But, he added via email, “Of course this Administration is instead just withdrawing from a 60 year old treaty that has provided the grounds for previous complaints about problematic Iranian policies.”
“And the next time the Administration claims they would have abided by the [nuclear deal] if it had been a treaty, ask how they consulted the Senate before announcing this withdrawal,” said Blanc.
The Associated Press reported that while the ruling of the International Court of Justice is legally binding, the court has no authority to make the administration of President Donald Trump enforce it.
In Wednesday’s preliminary ruling — which the U.S. is free to challenge — the court said that the U.S. must not impede, via the the re-imposition of sanctions, the export of medical goods, food, and parts needed to ensure the safety of civil aviation.
The court’s decision, said Richard Nephew, former director for Iran on the National Security Staff, won’t have much direct impact on the sanctions.
“It will enable the Iranians to claim US sanctions are illegal and being illegally implemented, but they were saying that anyway,” added Nephew, currently a senior research scholar at Columbia University’s Center on Global Energy Policy.
Answering questions via e-mail, Nephew said that there are already exceptions for humanitarian goods, but that, as Iran claims, “they’re not being used or being undermined by other sanctions.”
The big point, though, he said was that, “As Pompeo has already demonstrated, there is zero chance this Administration will respect the spirit — much less the letter — of an international stand-down order on sanctions, which this isn’t even.”
The court’s decision is the second time inside of a week that the Trump administration has been judged, in some measure, by the international community for its treatment of Iran.
On Sept. 26, while leading a U.N. Security Council meeting at which he was hoping to hear some support for his tactics on Iran (including violating the nuclear deal allowed sanctions to be lifted in exchange for inspections on Iran’s nuclear facilities and restrictions on its enrichment activities), he was handed cold plate of rejection from the council’s other 14 member states.
One after the other, they pointed out that while the deal did not cover every aspect of Iran’s behavior in the region, it was a step in the right direction in terms of limiting the country’s nuclear program. They all told Trump he was wrong to leave the deal.
Of course, Trump had kicked off his week at the U.N. by telling member states that he was not interested in multilateralism — a statement so stunningly counter to the very mission of the United Nations that it was akin to setting up whiskey bar at an Alcoholics Anonymous meeting.

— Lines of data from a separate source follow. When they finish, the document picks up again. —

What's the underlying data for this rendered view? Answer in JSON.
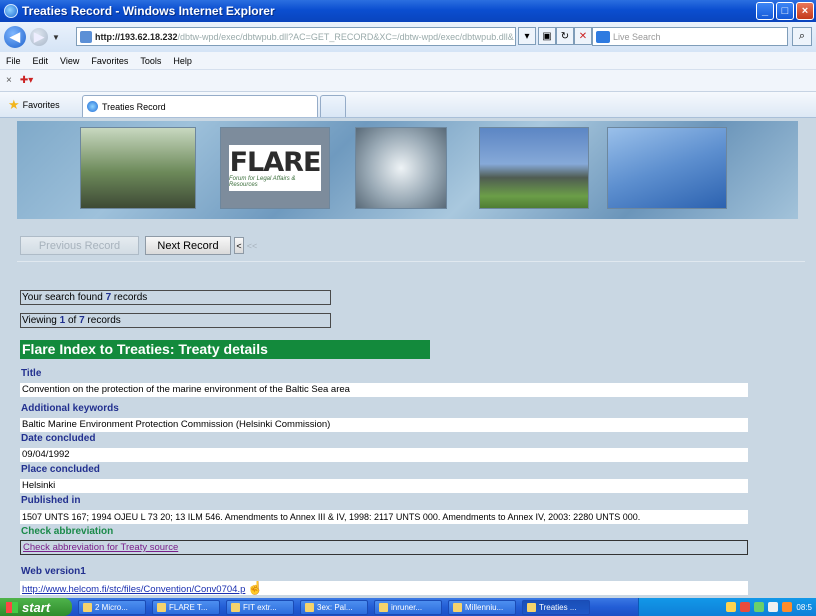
{
  "window": {
    "title": "Treaties Record - Windows Internet Explorer",
    "controls": [
      "minimize",
      "maximize",
      "close"
    ]
  },
  "addressbar": {
    "host": "http://193.62.18.232",
    "path": "/dbtw-wpd/exec/dbtwpub.dll?AC=GET_RECORD&XC=/dbtw-wpd/exec/dbtwpub.dll&",
    "search_placeholder": "Live Search"
  },
  "menu": [
    "File",
    "Edit",
    "View",
    "Favorites",
    "Tools",
    "Help"
  ],
  "favorites": {
    "label": "Favorites",
    "tab_label": "Treaties Record"
  },
  "banner": {
    "logo_text": "FLARE",
    "logo_tagline": "Forum for Legal Affairs & Resources"
  },
  "nav": {
    "previous_label": "Previous Record",
    "next_label": "Next Record",
    "first_glyph": "<",
    "first_dim_glyph": "<<"
  },
  "results": {
    "found_prefix": "Your search found ",
    "found_count": "7",
    "found_suffix": " records",
    "viewing_prefix": "Viewing ",
    "viewing_index": "1",
    "viewing_of": " of ",
    "viewing_total": "7",
    "viewing_suffix": " records"
  },
  "heading": "Flare Index to Treaties: Treaty details",
  "record": {
    "title_label": "Title",
    "title_value": "Convention on the protection of the marine environment of the Baltic Sea area",
    "keywords_label": "Additional keywords",
    "keywords_value": "Baltic Marine Environment Protection Commission (Helsinki Commission)",
    "date_label": "Date concluded",
    "date_value": "09/04/1992",
    "place_label": "Place concluded",
    "place_value": "Helsinki",
    "published_label": "Published in",
    "published_value": "1507 UNTS 167; 1994 OJEU L 73 20; 13 ILM 546. Amendments to Annex III & IV, 1998: 2117 UNTS 000. Amendments to Annex IV, 2003: 2280 UNTS 000.",
    "check_label": "Check abbreviation",
    "check_link": "Check abbreviation for Treaty source",
    "web_label": "Web version1",
    "web_link": "http://www.helcom.fi/stc/files/Convention/Conv0704.p"
  },
  "taskbar": {
    "start_label": "start",
    "items": [
      "2 Micro...",
      "FLARE T...",
      "FIT extr...",
      "3ex: Pal...",
      "inruner...",
      "Millenniu...",
      "Treaties ..."
    ],
    "clock": "08:5"
  }
}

Wasting no time in questioning the credibility of the International Court of Justice, National Security Adviser John Bolton on Wednesday announced that the U.S. would “commence a review of all international agreements that may still expose the United States to purported binding jurisdiction dispute resolution in the International Court of Justice.”
“The United States will not sit idly by as baseless, politicized claims, are brought against us,” he added, which, oddly, also sums up how many view the Trump administration’s claims against Iran (politicized and baseless).
Bolton has previously indicated that being judged in an international court (specifically referring to the International Criminal Court of Justice) was meaningless to the United States.
Still, the rest of the world takes these things seriously.
The other parties to the 2015 deal with Iran — China, Russia, the United Kingdom, France, and Germany — have all expressed support for the deal and are looking for ways to keep it viable without facing the extraterritorial sanctions threatened by the Trump administration.